Please report each line of the data below that contains "Classes".

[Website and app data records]
════════════════

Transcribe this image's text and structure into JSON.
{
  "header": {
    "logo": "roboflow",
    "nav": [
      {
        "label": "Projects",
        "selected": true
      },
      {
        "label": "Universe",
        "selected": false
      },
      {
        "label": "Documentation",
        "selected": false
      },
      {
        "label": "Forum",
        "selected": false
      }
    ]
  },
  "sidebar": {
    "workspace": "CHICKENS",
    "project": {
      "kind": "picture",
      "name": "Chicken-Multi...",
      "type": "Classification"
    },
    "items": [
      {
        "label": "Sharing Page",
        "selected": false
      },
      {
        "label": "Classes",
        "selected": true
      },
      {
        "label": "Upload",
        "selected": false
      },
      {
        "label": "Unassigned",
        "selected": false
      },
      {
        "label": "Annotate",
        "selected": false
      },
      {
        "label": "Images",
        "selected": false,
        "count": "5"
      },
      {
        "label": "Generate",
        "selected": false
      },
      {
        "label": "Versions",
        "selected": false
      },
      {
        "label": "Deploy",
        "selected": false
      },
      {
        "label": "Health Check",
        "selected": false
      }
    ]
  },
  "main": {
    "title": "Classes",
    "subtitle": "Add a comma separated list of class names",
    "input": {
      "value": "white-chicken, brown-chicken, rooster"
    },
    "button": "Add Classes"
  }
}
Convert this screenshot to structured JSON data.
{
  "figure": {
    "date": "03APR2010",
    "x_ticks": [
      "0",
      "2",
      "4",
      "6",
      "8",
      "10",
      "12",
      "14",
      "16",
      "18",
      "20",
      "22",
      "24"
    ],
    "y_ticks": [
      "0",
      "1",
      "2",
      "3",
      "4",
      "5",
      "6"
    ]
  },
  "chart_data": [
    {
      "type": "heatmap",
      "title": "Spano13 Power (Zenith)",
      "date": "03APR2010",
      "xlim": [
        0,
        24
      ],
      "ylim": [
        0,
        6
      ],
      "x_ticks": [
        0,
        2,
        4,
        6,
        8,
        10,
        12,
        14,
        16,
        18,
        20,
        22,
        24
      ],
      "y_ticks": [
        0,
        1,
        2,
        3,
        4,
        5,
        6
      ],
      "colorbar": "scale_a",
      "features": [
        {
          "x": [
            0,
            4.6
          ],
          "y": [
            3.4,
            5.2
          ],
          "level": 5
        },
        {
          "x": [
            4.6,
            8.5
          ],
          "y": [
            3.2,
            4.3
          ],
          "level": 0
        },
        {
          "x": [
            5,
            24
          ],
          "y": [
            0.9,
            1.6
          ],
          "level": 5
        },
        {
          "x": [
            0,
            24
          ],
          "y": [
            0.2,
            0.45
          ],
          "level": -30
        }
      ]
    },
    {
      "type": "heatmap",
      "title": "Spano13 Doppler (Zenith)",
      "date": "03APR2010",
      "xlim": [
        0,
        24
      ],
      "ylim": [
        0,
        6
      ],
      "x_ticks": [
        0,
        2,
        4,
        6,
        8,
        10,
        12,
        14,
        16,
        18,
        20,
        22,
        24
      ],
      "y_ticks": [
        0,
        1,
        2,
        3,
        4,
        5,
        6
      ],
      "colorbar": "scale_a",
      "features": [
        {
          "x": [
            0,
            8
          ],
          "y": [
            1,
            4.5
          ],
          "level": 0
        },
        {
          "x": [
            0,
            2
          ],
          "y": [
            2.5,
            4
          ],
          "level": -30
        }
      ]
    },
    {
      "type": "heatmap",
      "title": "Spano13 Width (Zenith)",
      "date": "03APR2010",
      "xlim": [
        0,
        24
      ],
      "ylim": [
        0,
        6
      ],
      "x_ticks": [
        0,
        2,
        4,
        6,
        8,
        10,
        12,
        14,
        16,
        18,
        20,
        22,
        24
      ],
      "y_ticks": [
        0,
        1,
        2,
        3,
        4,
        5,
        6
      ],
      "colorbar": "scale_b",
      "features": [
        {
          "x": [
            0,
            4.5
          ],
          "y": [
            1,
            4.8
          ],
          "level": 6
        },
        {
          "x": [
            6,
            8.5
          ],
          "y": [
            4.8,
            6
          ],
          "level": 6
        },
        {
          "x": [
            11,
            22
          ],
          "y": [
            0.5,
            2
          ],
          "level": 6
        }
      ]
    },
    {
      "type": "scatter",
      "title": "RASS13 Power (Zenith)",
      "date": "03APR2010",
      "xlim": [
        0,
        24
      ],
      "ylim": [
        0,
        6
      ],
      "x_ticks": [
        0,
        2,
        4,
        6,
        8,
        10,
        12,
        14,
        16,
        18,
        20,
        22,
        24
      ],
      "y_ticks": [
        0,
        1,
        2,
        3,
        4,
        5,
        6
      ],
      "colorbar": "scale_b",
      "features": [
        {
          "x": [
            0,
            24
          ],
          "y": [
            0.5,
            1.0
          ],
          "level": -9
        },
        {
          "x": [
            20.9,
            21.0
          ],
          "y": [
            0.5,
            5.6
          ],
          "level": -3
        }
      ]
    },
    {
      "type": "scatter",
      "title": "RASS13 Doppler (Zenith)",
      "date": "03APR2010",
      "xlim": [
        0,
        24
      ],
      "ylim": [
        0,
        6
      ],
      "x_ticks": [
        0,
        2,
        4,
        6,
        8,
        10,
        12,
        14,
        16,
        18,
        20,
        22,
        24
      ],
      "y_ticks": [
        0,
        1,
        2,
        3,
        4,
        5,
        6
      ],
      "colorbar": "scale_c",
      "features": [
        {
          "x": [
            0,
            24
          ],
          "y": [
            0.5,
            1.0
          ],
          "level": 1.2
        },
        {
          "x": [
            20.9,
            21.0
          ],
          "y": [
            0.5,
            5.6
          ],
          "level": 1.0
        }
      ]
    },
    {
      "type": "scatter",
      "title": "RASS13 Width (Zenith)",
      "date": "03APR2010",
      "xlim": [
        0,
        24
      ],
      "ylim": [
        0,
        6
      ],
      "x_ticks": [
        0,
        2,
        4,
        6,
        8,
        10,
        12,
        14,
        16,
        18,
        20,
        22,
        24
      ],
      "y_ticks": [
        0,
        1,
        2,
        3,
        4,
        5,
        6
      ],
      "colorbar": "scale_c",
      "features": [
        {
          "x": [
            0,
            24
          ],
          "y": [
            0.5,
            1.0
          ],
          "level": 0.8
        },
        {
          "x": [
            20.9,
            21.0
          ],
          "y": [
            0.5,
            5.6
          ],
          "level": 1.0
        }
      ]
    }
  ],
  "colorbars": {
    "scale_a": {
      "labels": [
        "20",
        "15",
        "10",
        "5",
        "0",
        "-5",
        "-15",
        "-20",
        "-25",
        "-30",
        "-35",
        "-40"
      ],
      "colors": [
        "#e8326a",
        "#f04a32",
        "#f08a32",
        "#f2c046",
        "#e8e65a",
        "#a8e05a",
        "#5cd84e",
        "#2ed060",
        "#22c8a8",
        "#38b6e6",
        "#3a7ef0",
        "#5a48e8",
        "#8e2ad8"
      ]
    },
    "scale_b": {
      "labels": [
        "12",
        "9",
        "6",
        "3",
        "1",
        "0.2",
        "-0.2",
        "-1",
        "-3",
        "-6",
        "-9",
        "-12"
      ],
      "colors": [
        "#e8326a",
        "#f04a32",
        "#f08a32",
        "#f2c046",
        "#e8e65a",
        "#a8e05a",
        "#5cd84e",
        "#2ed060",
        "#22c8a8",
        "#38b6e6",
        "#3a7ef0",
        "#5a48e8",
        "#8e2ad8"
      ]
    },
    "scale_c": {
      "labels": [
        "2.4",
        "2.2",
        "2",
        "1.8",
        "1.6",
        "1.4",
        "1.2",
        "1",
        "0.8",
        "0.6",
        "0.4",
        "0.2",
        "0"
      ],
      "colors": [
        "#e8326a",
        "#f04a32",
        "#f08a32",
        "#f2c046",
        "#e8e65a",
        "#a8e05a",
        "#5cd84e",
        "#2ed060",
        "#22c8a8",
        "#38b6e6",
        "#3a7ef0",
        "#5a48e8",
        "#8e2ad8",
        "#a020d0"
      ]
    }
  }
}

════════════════

- **SOLUTION BELOW**:
        "label": "Classes",
    "title": "Classes",
    "button": "Add Classes"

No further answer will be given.